These two "books" are actually letters written by Paul to Titus and Philemon. The first (Titus) is a "pastoral letter" dealing with matters relating to church order. The second (Philemon) is a personal letter.
The reason for Paul writing the letter was to help Titus clear up some unfinished business. "The reason I left you in Crete was that you might straighten out what was left unfinished and appoint elders in every town, as I directed you. (Titus 1:5)
Paul then lists eighteen various qualifications for appointment of elders (Titus 1:6-9).
Paul next describes the false teachers Titus is likely to meet. He sums them up by saying - "They are detestable, disobedient, and unfit for doing anything good." (Titus 1:16)
Paul then states the basis for all Christian teaching "You must teach what is in accord with sound doctrine." (Titus 2:1)
"Remind the people to be subject to rulers and authorities..." (Titus 3:1)
"Since it is important for the ongoing witness and furtherance of the gospel, believers must be obedient to civil and governmental authorities, obey the civil law, be good citizens, and act as respectful neighbors. The only exception occurs when governmental law conflicts with Biblical teaching." (Donald Stamps)

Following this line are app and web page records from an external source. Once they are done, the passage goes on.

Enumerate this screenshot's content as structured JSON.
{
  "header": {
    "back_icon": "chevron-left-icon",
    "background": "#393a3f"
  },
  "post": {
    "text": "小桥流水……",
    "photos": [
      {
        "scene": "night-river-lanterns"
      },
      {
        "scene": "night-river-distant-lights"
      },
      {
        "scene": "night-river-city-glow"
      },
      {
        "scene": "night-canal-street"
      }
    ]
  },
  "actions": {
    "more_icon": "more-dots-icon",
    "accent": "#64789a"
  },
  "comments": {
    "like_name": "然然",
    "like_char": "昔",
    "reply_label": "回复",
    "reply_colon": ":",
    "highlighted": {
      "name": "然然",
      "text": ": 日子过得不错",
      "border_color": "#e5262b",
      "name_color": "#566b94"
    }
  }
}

"Grace be with you all."
This is a personal letter from "Paul, a prisoner of Christ Jesus..." (Philemon 1:1) to Philemon "dear friend and fellow worker" (Philemon 1:2) concerning Onesimus "who is my very heart." (Philemon 1:12)
This is the shortest of Paul's letters and a model of Christian humility.
"Therefore, although in Christ I could be bold and order you to do what you ought to do, yet I appeal to you on the basis of love. I then as Paul - an old man and now also a prisoner of Christ Jesus - I appeal to you for my son Onesimus..." (Philemon 1:8-16)
"The grace of the Lord Jesus Christ be with your spirit."